There was also a team that buzzed like an incendiary gnat in my ear while growing up. The team that seemed to always beat us when they shouldn’t, and demolish us when they should. Their fans were (and remain) awful and incredibly disloyal. And then they acquired an old Cleveland nemesis who infamously “took his talents to South Beach” and proceeded to win those championships the Magic were always one play, one player, or one shot away from. The team to which I am referring is none other than the Miami Heat.

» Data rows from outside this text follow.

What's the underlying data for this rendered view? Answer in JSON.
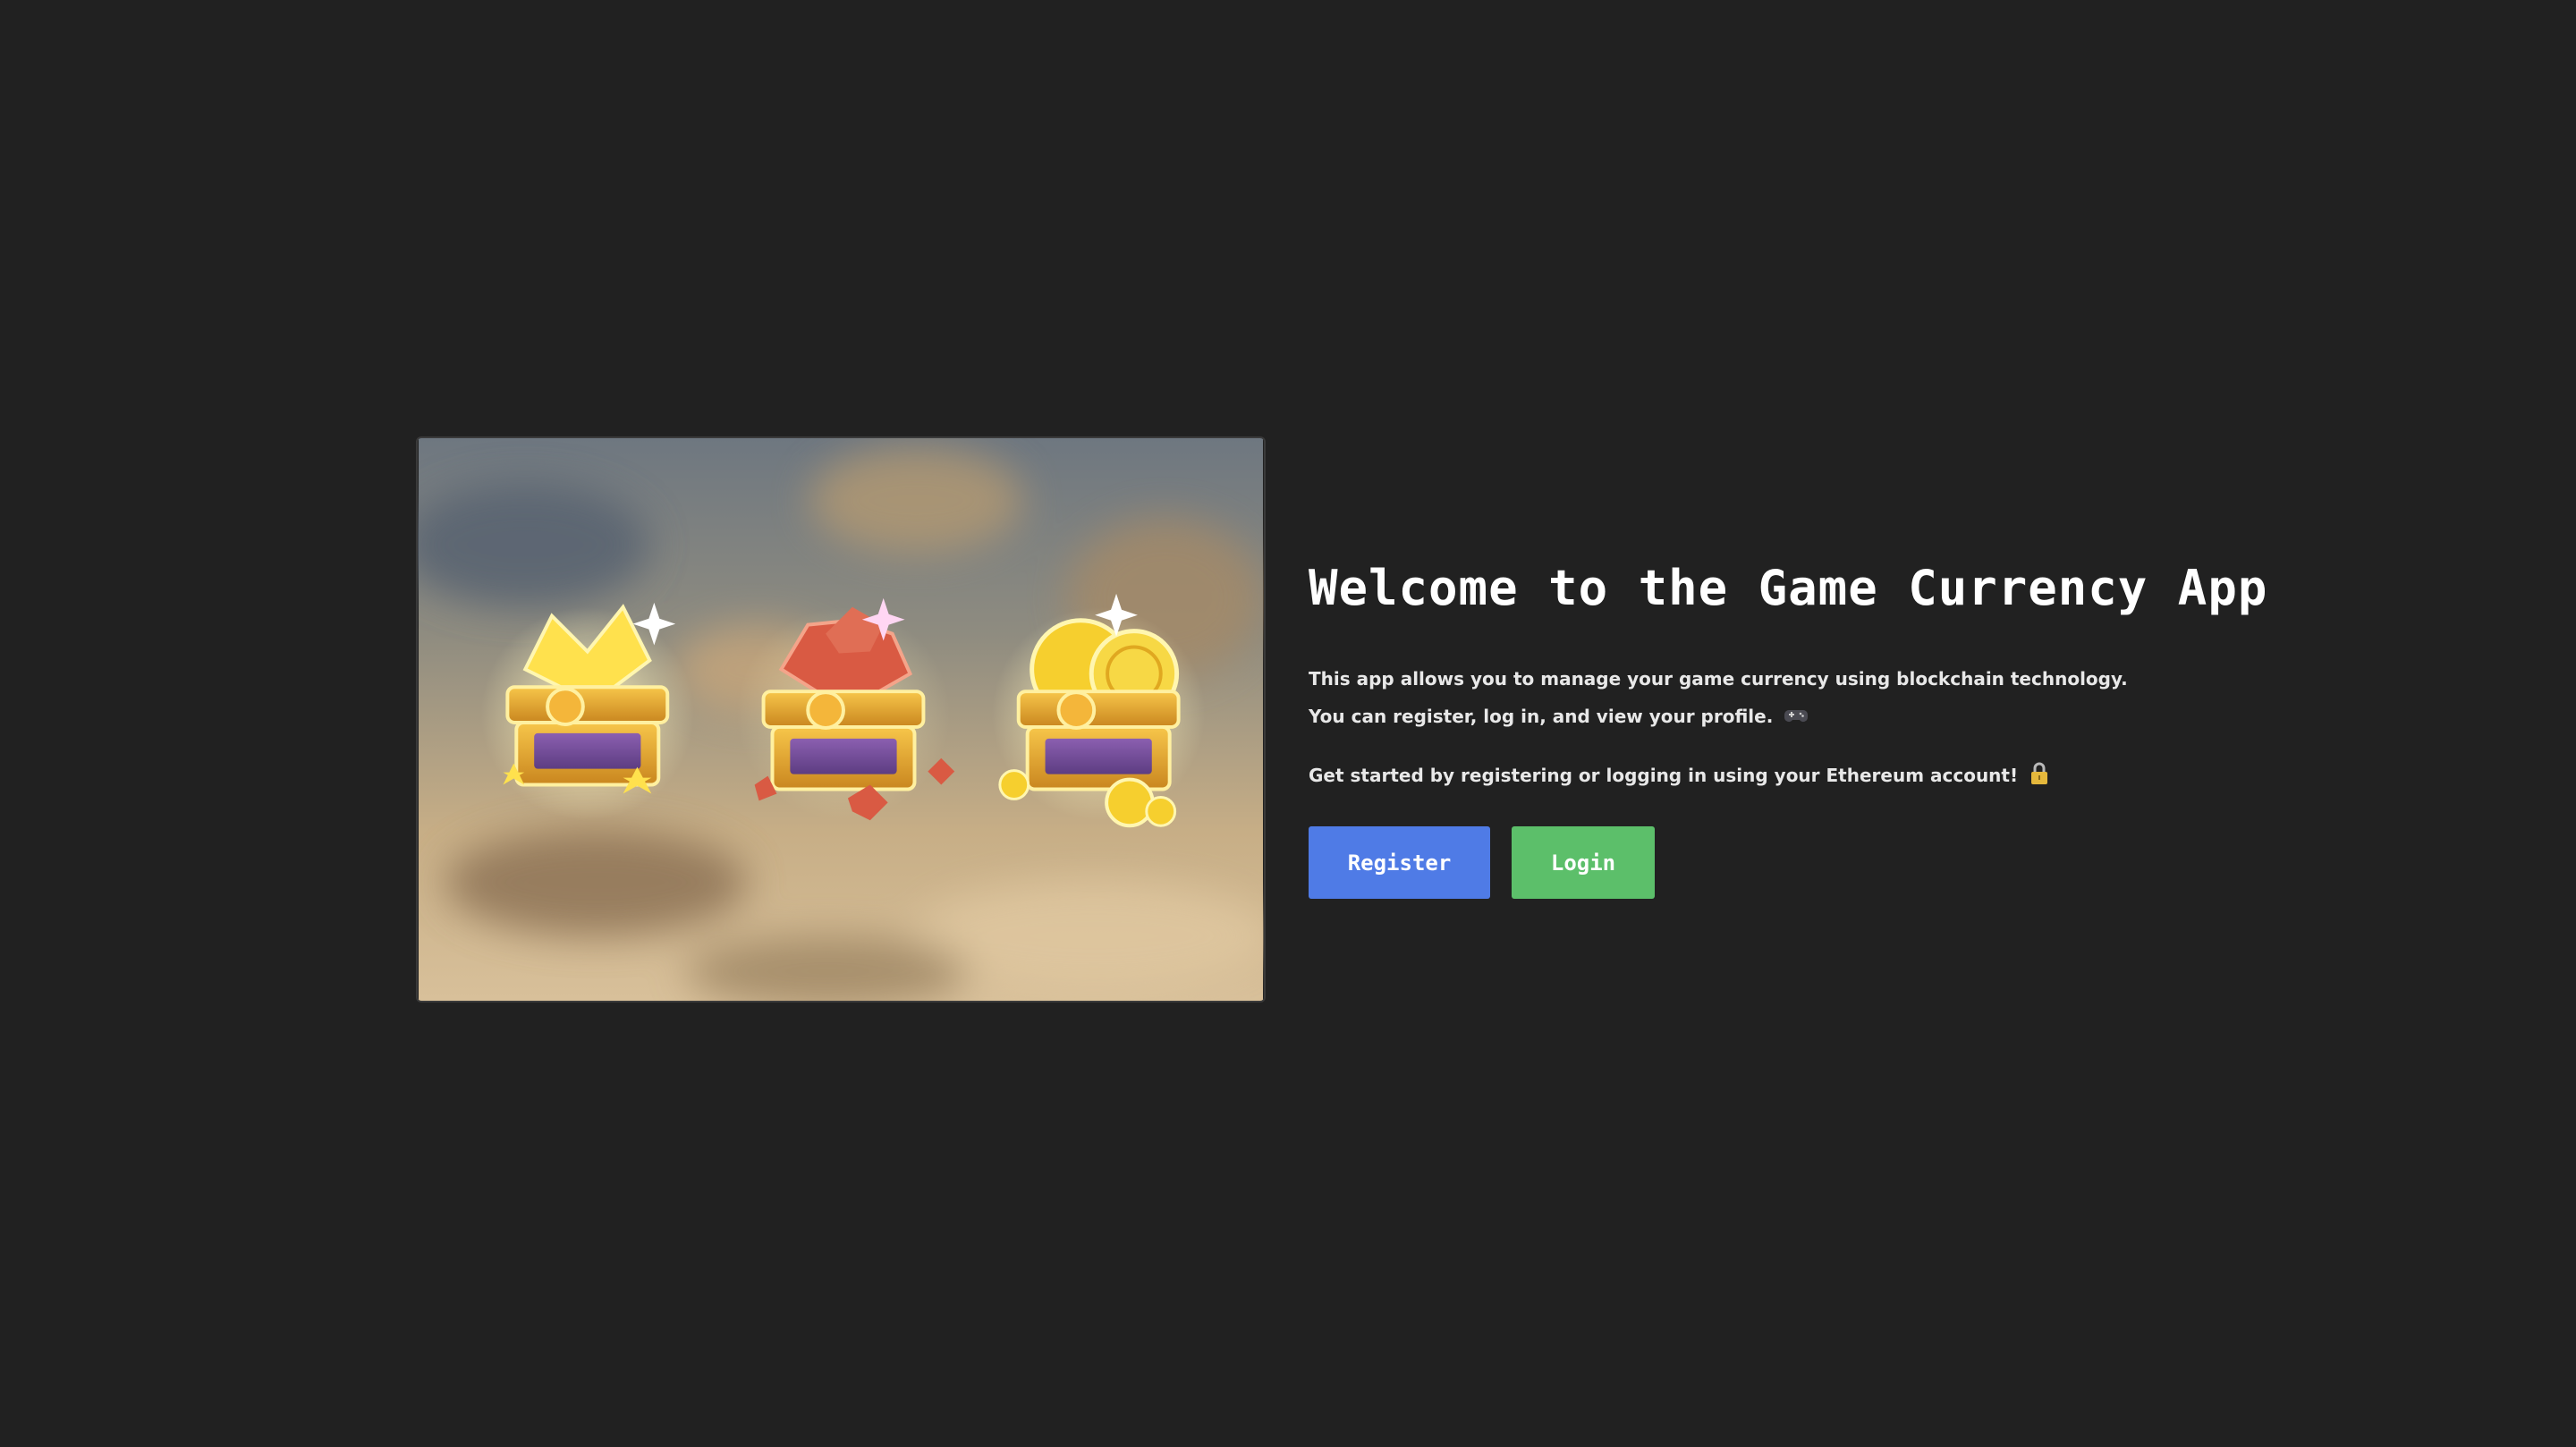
{
  "hero": {
    "image_alt": "Three treasure chests filled with gold stars, red gems and gold coins"
  },
  "main": {
    "title": "Welcome to the Game Currency App",
    "description": "This app allows you to manage your game currency using blockchain technology. You can register, log in, and view your profile.",
    "cta_text": "Get started by registering or logging in using your Ethereum account!",
    "description_icon": "game-controller-icon",
    "cta_icon": "lock-icon"
  },
  "buttons": {
    "register_label": "Register",
    "login_label": "Login"
  },
  "colors": {
    "background": "#212121",
    "register": "#4f7be6",
    "login": "#5cbf6a"
  }
}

Firstly, when evaluating a team I loathe, I look at their fans. “Fans” (and I use that term very loosely) of the Miami Heat are fickle when the Heat struggle, and obnoxious when they win. In the 2007-08 season, less than two year removed from an NBA title, Heat fans deserted their franchise faster than passengers on the Titanic. Yet, magically, when the “Big Three” arrived, their fans came back like a bad habit. Yes, putting a winning product on the court is what people want to see, but to drop from 4th in overall attendance to 29th in less than 8 months (and in one season) says a lot about a city’s commitment to its team. And lest we forget the “middle finger incident” with this classy example of a Heat supporter saluting Joakim Noah after he was ejected for a game in South Florida. Bottom line: the people who visit American Airlines Arena to attend Heat games are stargazers that like to see and be seen instead of following the sporting event in front of them.

Secondly, I hate LeBron James. I honestly despise the man without ever having met him. I think he is an incredibly bad sport (who is unapologetic about it, I might add) that sets a bad example for kids aspiring to be athletes.

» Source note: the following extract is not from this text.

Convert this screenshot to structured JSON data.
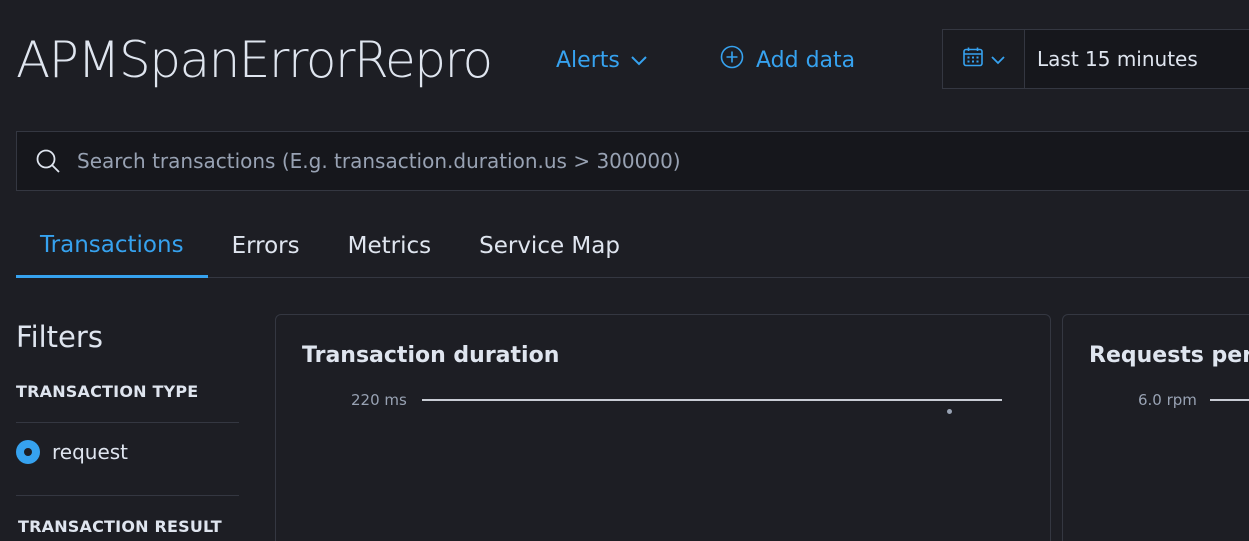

One, when still in Cleveland, LeBron decided to be a poor sport and a crybaby after the Orlando Magic beat his Cavaliers, exiting the court without shaking the hand of his opponent. Then he had the audacity in a post-game interview to say the following:

“I’ve seen everything the NBA has to offer, besides winning an NBA championship, so I have no problem with younger guys looking up to me. If they need advice, I’m one of those guys that would love to give it out.”

What a total tool. Even after winning a championship, he still couldn’t get one on his own with a team built specifically around him.

I respect his athletic ability. And there’s no denial that he will undoubtedly be in the NBA Hall of Fame and go down as one of the greatest to ever play the game. But I absolutely despise him for being such a rotten competitor and example of poor sportsmanship.

Thirdly, who doesn’t like an underdog story (though I’d hardly call the Spurs an “underdog”) in sports? The Spurs seem to defy age and laugh in the face of time with one of the oldest rosters in the NBA. They just keep winning, and don’t really listen to the chatter around them throughout the season.

Tim Duncan has been notoriously staid and boring in terms of media attention for most of his 17-year career (yes, 17 seasons in the NBA) as the Spurs’ big man. He is a class-act by all accounts: raising a family, never having even one whiff of a scandal, and choosing to eschew soundbites that might get play in the media – instead going with boring quotes that help him avoid unwanted attention. Though one quote did catch my attention after the Spurs vanquished the Thunder last week:

“We’re happy it’s the Heat again. We’ve got that bad taste in our mouths still.”

The Heat would be wise not to underestimate the Spurs. Redemption and revenge are deeply motivating factors. And after losing their cool for a split second in Game 6, which led to a miracle 3-point shot by Ray Allen and ultimately a Heat win, the Spurs won’t be fooled again. They’ve played (and won) in the tougher of the two conferences, and have done so consistently – to the tune of 15 consecutive 50+ win seasons. They’ve won four consecutive divisional titles, and are the only team in the NBA with a .500 or better head-to-head regular season record against every active franchise.

So look for this writer, for reasons past and present, to be using the hashtag #BeatTheHeat all throughout this year’s NBA Finals. I hope it goes to Game 7 like last year, because that was one of the best series I’ve ever seen. And though it didn’t end the way I (and most every Magic fan and LeBron hater) wanted it to, it proved one thing: the Heat are no longer invincible. I think this year’s Finals will prove it even further when San Antonio shows age and experience trumps bloviating egos on South Beach. Go Spurs!